In Allah’s hands
“I’ll come back; I’ll come back,” Mohamad Sharib Bin Mohamad Ali Miah, 22, assured his mother, Zahidah Begum Binti Ali Miah, before taking off for a swim in Medina Lake near San Antonio, Texas. Those were the last words he spoke.
On July 4, 2017, the refugee Rohingya family living in San Antonio, Texas, decided to spend time relaxing and celebrating Eid - The holy day that concludes the Islamic month of Ramadan. What was meant to be a happy day turned bitter. Mohamad Sharib accidentally drowned in the lake that afternoon.
In the 1980s, a huge group of Rohingya families were displaced from Myanmar. Among them were Zahidah, her husband, Mohamad Ali Bin Sultan Ahmed, and their daughter. The couple decided to move to Malaysia after that. Zahidah’s family flourished; days turned to months and months to 23 years. Their small family grew from a household of three to seven as they adjusted to life in Malaysia.

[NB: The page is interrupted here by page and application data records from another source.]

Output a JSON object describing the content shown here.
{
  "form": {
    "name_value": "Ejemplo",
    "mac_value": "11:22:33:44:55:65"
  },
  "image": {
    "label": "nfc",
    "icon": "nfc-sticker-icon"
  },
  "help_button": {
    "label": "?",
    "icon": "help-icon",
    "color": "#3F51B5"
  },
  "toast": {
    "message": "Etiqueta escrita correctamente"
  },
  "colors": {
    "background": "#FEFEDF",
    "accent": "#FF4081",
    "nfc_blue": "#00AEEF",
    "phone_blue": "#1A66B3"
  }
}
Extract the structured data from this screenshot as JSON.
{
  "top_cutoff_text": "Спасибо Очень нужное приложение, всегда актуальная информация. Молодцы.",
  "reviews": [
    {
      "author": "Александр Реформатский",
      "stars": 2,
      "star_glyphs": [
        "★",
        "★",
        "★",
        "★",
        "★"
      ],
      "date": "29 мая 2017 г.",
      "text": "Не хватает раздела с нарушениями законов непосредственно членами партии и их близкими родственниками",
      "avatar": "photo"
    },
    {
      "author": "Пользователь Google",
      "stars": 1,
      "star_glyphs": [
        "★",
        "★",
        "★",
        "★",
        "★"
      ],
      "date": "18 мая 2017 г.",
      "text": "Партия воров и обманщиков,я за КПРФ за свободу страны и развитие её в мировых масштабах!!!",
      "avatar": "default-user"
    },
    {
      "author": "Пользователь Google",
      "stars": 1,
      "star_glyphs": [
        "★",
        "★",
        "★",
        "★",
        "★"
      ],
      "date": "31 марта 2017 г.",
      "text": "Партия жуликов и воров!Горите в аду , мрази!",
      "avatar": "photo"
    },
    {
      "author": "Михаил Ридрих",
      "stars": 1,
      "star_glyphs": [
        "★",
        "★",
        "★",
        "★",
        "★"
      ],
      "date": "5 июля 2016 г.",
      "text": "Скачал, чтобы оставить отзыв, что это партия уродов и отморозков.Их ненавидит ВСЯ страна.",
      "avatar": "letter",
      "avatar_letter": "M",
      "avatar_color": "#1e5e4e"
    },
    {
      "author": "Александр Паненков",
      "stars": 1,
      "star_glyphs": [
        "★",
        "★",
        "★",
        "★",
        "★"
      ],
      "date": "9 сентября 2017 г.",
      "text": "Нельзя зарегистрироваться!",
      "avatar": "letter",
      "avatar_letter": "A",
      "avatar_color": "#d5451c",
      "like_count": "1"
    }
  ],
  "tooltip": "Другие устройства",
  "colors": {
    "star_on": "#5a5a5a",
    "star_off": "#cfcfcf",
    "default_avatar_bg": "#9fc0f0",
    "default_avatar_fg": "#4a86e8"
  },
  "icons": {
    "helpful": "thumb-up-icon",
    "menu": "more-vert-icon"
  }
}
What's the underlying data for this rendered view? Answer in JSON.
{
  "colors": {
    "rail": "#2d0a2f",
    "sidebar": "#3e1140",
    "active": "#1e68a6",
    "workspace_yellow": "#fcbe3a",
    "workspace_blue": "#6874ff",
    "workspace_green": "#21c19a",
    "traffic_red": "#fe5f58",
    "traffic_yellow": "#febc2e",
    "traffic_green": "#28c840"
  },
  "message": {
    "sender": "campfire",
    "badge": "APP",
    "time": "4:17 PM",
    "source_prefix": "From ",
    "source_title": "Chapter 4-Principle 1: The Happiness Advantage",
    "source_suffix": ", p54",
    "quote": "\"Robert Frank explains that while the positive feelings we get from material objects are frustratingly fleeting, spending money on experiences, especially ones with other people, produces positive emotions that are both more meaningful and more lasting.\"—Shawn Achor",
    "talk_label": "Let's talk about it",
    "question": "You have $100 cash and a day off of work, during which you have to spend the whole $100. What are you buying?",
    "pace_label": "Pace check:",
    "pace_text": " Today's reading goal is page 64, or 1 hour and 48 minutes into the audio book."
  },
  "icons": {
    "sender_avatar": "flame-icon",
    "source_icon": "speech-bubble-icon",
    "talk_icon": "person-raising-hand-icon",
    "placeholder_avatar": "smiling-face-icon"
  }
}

On August 22, 2015, the family was given the opportunity to move to the United States. They embarked on a new journey once again, this time with their two youngest sons. And within a year of moving to San Antonio, Texas, her third daughter moved to San Antonio with her husband and two toddler sons. “I had found new happiness; this became a home,” Zahidah said.
Life was good until Tuesday, July 4, 2017.
It was an ordinary day in Zahidah’s household. She was awake by 6 a.m. to make breakfast and tea for her oldest son, Mohamad Shabrib before he left for work. Her husband, Mohamad Ali, had his day off, and Zahidah’s younger son, Mohamad Emran’s was on summer vacation.
By noon, Sharib was back home. He told Zahidah that the factory gave him the rest of the day off “for a national holiday.” Unwilling to spend his day off at home, Sharib convinced his family to have a belated Eid picnic at Medina Lake, 55 miles north of San Antonio.
Midway through the journey, Zahidah did not want to go to the lake anymore. “I was feeling sick,” she said. “I didn’t realize it was that far.” But she conceded for her children.
The day was hot, and the water was cool. Mohamad Sharib wanted to go for a swim. He placed his belongings with his mother – shoes, clothes, camera, sunglasses, and car keys. Moments later, Mohamad Sharib jumped off the pier into the water.
There was disjointed chaos when the family realized Sharib was in trouble. Mohamad Ali noticed his son’s fingers on the surface of the water. And immediately dove into the water to save him, but he could not locate his son.
Neighboring holidaymakers sensed the emergency of the situation and called 911 since the Rohingya family did not speak any English other than Sharib.
After a two-hour search, the Texas Parks and Wildlife Department recovered his body. “Sharib will never come back. It is what Allah wishes,” Zahidah said.